On Lake Garda, Italy, the venue for the Italian leg of the EUROSAF Olympic Classes Regatta Circuit kitesurfing is banned
There are a lot more examples but these serve to illustrate my point
These restrictions are to protect other users of these waters from the risk of injury. In fact 122 kite surfers have been killed in the last 10 years. Other casualties are hard to verify but here are a few examples
Dangerous situations can occur despite proper training and safety precautions due to unpredictable conditions and difficulties with equipment.
Whilst I appreciate that you thought that you were acting in everyone's best interest, I would urge you and all our friends on the ISAF Women's Forum to do their own due diligence. The three points I have made should be enough to give you all proper reasons to reflect.
Meanwhile, here's what Paul Henderson has to say " Just an observation from a has-been ISAF President and IOC Member who first went to then IYRU in 1970 as a smart-ass Canuck. Never in all that time has a Council changed 40% of the classes in an Olympiad. This totally disrupts the sailors, which is the reason for the Games, not some unobtainable TV exposure. No other sport has ever done this. One event maybe, but 40%? I trust that the IOC Program Commission will ask ISAF to review all its decisions... including the keelboat exclusion"
Has ISAF made a balanced well thought through decision?
PS. ISAF selected women's match racing then booted it out before its first Olympic Regatta. ISAF booted the multi-hull out and was subject to major criticism. Now it has done the same for windsurfing with a spur of the moment decision. Do you feel that the decision making process is producing consistently good decisions?"
As the Canadian voting process is exposed, Americans are also starting to question the decisions of their own delegates, which account for three of the votes for kiteboarding. Americans in ISAF have been voting against windsurfing for many, many years - since before I started campaigning. However, since their votes have always gone unnoticed in the majority of nations' support of windsurfing, they have gone unchallenged. Perhaps now is the best time to once again spotlight the questionable practices of US Sailing and the decision-making process that goes into their votes. Nevin Sayre, promoter of the Bic Techno youth one-design windsurfer, writes in a letter to US Sailing: "In a year when U.S. Sailing has expressed deep concern over the sudden uptick in tragic sailing deaths from Annapolis to San Francisco, what is U.S. Sailing’s safety plan here? Is U.S. Sailing aware that insurance companies, citing grave safety concerns, have refused to cover sailing programs which include kitesurfing......when instructional and competitive programs are developing young kitesurf racers, and safely channeling them toward their Olympic dreams, let’s go. We are clearly not there yet for 2016 Olympic Games."

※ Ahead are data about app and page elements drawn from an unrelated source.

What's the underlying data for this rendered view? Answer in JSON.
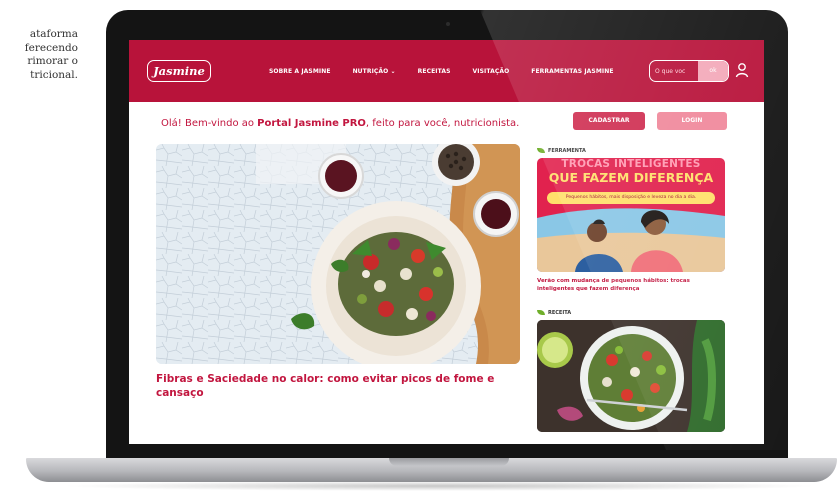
{
  "side_text": [
    "ataforma",
    "ferecendo",
    "rimorar o",
    "tricional."
  ],
  "header": {
    "logo": "Jasmine",
    "nav": [
      "SOBRE A JASMINE",
      "NUTRIÇÃO ⌄",
      "RECEITAS",
      "VISITAÇÃO",
      "FERRAMENTAS JASMINE"
    ],
    "search_placeholder": "O que voc",
    "search_button": "ok"
  },
  "welcome": {
    "prefix": "Olá! Bem-vindo ao ",
    "portal": "Portal Jasmine PRO",
    "suffix": ", feito para você, nutricionista."
  },
  "buttons": {
    "register": "CADASTRAR",
    "login": "LOGIN"
  },
  "hero": {
    "title": "Fibras e Saciedade no calor: como evitar picos de fome e cansaço"
  },
  "cards": [
    {
      "tag": "FERRAMENTA",
      "overline": "TROCAS INTELIGENTES",
      "headline": "QUE FAZEM DIFERENÇA",
      "pill": "Pequenos hábitos, mais disposição e leveza no dia a dia.",
      "caption": "Verão com mudança de pequenos hábitos: trocas inteligentes que fazem diferença"
    },
    {
      "tag": "RECEITA"
    }
  ],
  "colors": {
    "brand": "#b8133a",
    "accent": "#c2163f",
    "yellow": "#ffdf6b"
  }
}
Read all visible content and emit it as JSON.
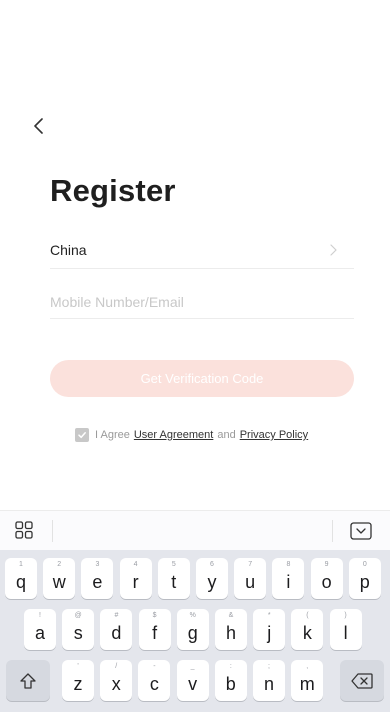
{
  "page": {
    "title": "Register",
    "country": "China",
    "account_placeholder": "Mobile Number/Email",
    "get_code_label": "Get Verification Code",
    "agree": {
      "prefix": "I Agree",
      "user_agreement": "User Agreement",
      "and": "and",
      "privacy_policy": "Privacy Policy",
      "checked": true
    }
  },
  "keyboard": {
    "toolbar": {
      "left_icon": "grid-icon",
      "right_icon": "hide-keyboard-icon"
    },
    "row1": [
      {
        "main": "q",
        "sub": "1"
      },
      {
        "main": "w",
        "sub": "2"
      },
      {
        "main": "e",
        "sub": "3"
      },
      {
        "main": "r",
        "sub": "4"
      },
      {
        "main": "t",
        "sub": "5"
      },
      {
        "main": "y",
        "sub": "6"
      },
      {
        "main": "u",
        "sub": "7"
      },
      {
        "main": "i",
        "sub": "8"
      },
      {
        "main": "o",
        "sub": "9"
      },
      {
        "main": "p",
        "sub": "0"
      }
    ],
    "row2": [
      {
        "main": "a",
        "sub": "!"
      },
      {
        "main": "s",
        "sub": "@"
      },
      {
        "main": "d",
        "sub": "#"
      },
      {
        "main": "f",
        "sub": "$"
      },
      {
        "main": "g",
        "sub": "%"
      },
      {
        "main": "h",
        "sub": "&"
      },
      {
        "main": "j",
        "sub": "*"
      },
      {
        "main": "k",
        "sub": "("
      },
      {
        "main": "l",
        "sub": ")"
      }
    ],
    "row3": [
      {
        "main": "z",
        "sub": "'"
      },
      {
        "main": "x",
        "sub": "/"
      },
      {
        "main": "c",
        "sub": "-"
      },
      {
        "main": "v",
        "sub": "_"
      },
      {
        "main": "b",
        "sub": ":"
      },
      {
        "main": "n",
        "sub": ";"
      },
      {
        "main": "m",
        "sub": ","
      }
    ],
    "shift_icon": "shift-icon",
    "backspace_icon": "backspace-icon"
  },
  "colors": {
    "button_bg": "#fbe1dc",
    "keyboard_bg": "#e4e6ec"
  }
}
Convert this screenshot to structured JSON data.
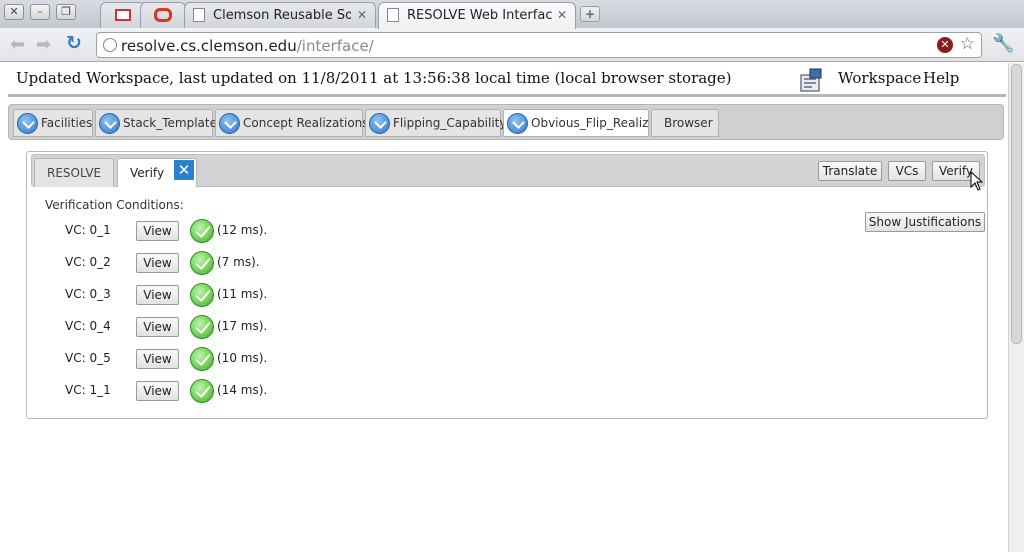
{
  "browser": {
    "tabs": [
      {
        "title": "",
        "favicon": "gmail-icon"
      },
      {
        "title": "",
        "favicon": "oracle-icon"
      },
      {
        "title": "Clemson Reusable Softw",
        "favicon": "page-icon"
      },
      {
        "title": "RESOLVE Web Interface",
        "favicon": "page-icon",
        "active": true
      }
    ],
    "url_host": "resolve.cs.clemson.edu",
    "url_path": "/interface/"
  },
  "header": {
    "title": "Updated Workspace, last updated on 11/8/2011 at 13:56:38 local time (local browser storage)",
    "workspace_link": "Workspace",
    "help_link": "Help"
  },
  "file_tabs": [
    {
      "label": "Facilities",
      "icon": "download-arrow-icon"
    },
    {
      "label": "Stack_Template",
      "icon": "download-arrow-icon"
    },
    {
      "label": "Concept Realizations",
      "icon": "download-arrow-icon"
    },
    {
      "label": "Flipping_Capability",
      "icon": "download-arrow-icon"
    },
    {
      "label": "Obvious_Flip_Realiz",
      "icon": "download-arrow-icon",
      "active": true
    },
    {
      "label": "Browser",
      "icon": ""
    }
  ],
  "panel": {
    "tabs": [
      {
        "label": "RESOLVE"
      },
      {
        "label": "Verify",
        "active": true
      }
    ],
    "actions": {
      "translate": "Translate",
      "vcs": "VCs",
      "verify": "Verify",
      "show_justifications": "Show Justifications"
    },
    "heading": "Verification Conditions:",
    "view_label": "View",
    "vcs": [
      {
        "label": "VC: 0_1",
        "time": "(12 ms).",
        "status": "proved"
      },
      {
        "label": "VC: 0_2",
        "time": "(7 ms).",
        "status": "proved"
      },
      {
        "label": "VC: 0_3",
        "time": "(11 ms).",
        "status": "proved"
      },
      {
        "label": "VC: 0_4",
        "time": "(17 ms).",
        "status": "proved"
      },
      {
        "label": "VC: 0_5",
        "time": "(10 ms).",
        "status": "proved"
      },
      {
        "label": "VC: 1_1",
        "time": "(14 ms).",
        "status": "proved"
      }
    ]
  },
  "colors": {
    "accent_blue": "#2b7fd0",
    "success_green": "#3bb22a"
  }
}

On the North American front, it's clear that more thought needs to go into major decisions such as these. It is a major step forward for Canada that their delegate is willing to do the research necessary to make an informed decision at the next vote. However, it's not certain that our American politicians are willing to take into consideration the viewpoints of the actual sailors affected by their decisions. We can only act to repair the flaws in the process of ISAF's voting.
NZ Herald article about Canadian voting
Another NZ Herald article interviewing Bruce Kendall
Jerusalem Post article